With a groan and a brief moment of industrial awakening, “Pianohammer” comes to life, with a tender melody that drops in between the verses on the keyboard. Eventually a crackling voice joins the party, foreshadowing the spoken word vocal content of the lead single from the release, “Mouths.” This post-punk techno ballad was written in response to the UK government’s refusal to negotiate for the Erasmus program, which had helped bring friends of Barr’s over from France. It mourns a friendship and maintains a steady melody which, as he revealed to The Skinny, “started life as a digital replication of an adungu (a Ugandan harp).”

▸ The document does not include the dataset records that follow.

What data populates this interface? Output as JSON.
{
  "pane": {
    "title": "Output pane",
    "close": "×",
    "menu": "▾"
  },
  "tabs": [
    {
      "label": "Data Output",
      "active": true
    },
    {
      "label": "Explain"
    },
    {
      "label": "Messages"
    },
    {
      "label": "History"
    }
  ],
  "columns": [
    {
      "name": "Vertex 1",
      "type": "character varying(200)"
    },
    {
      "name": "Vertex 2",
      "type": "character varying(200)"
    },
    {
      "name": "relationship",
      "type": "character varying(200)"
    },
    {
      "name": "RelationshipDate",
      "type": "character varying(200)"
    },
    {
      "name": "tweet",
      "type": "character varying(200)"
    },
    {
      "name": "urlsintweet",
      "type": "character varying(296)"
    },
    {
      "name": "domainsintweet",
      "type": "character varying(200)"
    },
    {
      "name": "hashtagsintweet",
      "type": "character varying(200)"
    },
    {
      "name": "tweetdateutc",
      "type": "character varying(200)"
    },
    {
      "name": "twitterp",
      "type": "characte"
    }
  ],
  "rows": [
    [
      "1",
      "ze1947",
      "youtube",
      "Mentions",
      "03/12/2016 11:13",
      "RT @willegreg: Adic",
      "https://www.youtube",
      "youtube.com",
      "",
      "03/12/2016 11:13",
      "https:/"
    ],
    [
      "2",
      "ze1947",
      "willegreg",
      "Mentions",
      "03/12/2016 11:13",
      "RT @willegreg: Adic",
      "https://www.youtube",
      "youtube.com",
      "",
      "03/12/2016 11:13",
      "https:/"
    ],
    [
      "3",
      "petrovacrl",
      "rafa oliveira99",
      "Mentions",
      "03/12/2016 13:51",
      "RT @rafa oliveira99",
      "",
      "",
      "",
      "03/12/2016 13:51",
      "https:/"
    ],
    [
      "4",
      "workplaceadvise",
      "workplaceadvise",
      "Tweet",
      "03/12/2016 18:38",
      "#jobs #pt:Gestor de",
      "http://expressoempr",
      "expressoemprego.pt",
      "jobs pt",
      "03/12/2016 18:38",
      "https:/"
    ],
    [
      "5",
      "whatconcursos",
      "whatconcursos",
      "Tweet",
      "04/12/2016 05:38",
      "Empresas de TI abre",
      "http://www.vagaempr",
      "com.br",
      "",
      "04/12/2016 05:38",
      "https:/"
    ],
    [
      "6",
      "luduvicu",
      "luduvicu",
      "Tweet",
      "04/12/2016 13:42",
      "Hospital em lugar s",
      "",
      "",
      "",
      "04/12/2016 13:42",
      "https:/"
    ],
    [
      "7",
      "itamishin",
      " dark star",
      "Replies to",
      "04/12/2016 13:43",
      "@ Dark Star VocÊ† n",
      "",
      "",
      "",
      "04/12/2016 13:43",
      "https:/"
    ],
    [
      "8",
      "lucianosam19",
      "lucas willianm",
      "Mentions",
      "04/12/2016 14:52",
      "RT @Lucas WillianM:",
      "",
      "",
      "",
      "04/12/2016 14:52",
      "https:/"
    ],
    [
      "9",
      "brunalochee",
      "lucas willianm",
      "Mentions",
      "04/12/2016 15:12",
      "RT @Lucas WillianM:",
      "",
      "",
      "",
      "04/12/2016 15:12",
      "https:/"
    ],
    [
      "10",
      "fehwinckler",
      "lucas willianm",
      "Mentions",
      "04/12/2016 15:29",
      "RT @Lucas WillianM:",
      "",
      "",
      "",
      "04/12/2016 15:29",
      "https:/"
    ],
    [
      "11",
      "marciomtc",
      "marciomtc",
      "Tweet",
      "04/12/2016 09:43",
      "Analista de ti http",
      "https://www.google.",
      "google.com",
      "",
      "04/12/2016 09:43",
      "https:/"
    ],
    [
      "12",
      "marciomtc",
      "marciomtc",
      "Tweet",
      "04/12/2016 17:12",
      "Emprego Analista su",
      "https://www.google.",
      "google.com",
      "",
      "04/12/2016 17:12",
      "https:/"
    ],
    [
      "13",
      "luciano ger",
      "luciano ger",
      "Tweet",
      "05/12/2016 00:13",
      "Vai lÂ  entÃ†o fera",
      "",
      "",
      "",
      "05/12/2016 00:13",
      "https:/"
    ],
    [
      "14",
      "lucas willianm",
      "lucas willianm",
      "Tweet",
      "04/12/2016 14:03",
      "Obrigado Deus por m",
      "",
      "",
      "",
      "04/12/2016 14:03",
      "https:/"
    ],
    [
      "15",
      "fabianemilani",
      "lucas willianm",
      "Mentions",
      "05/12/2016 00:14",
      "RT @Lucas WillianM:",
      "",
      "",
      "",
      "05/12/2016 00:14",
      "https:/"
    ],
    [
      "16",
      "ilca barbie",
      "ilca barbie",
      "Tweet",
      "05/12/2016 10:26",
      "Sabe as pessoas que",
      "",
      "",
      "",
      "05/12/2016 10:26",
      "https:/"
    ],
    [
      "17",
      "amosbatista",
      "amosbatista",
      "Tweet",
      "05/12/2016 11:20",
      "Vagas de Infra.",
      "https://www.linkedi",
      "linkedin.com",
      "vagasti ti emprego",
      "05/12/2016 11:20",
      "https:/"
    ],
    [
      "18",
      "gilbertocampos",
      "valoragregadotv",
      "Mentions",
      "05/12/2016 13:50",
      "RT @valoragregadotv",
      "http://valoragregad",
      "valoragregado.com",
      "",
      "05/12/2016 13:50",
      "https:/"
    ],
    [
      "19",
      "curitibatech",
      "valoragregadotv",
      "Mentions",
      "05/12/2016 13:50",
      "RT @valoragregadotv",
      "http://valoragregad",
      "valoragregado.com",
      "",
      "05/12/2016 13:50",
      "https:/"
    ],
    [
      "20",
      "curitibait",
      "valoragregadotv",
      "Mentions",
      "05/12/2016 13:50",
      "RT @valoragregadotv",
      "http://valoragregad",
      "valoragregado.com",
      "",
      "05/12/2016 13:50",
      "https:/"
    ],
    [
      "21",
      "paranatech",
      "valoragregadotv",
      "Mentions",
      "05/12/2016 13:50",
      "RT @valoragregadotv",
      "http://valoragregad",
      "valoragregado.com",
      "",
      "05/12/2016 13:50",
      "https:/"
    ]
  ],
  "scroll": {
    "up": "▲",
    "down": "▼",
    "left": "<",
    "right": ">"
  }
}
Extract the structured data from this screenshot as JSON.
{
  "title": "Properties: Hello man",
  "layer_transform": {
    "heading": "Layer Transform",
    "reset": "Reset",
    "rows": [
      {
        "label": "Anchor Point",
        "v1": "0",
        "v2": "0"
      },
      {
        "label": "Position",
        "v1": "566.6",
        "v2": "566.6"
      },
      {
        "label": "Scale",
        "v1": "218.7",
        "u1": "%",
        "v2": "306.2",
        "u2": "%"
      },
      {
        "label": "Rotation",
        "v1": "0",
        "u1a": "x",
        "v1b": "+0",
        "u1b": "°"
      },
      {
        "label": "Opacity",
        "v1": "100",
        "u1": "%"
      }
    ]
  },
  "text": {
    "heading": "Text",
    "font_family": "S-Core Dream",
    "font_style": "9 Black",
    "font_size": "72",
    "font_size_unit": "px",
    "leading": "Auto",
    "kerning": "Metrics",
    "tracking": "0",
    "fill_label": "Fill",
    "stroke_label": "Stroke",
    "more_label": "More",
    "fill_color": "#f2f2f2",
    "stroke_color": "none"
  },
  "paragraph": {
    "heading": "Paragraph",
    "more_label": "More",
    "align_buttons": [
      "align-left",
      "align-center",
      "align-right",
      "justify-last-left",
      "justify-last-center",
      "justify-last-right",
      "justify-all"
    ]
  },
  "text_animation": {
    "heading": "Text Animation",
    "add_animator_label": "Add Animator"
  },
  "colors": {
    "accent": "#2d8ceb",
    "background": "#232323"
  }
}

Determination is a key component of Flavour Country, guided largely by consistent four-on-the-floor beats but also by the stories in “Mouths” and perhaps even moreso in “All Sorts” and “You Can Do It.” The latter wears its emotion on its sleeve, but, contrary to his approach on the previous track, “All Sorts” maintains a façade of unease, lightened incrementally by the hallmark of the EP: bright, winding paths of bubbling synth.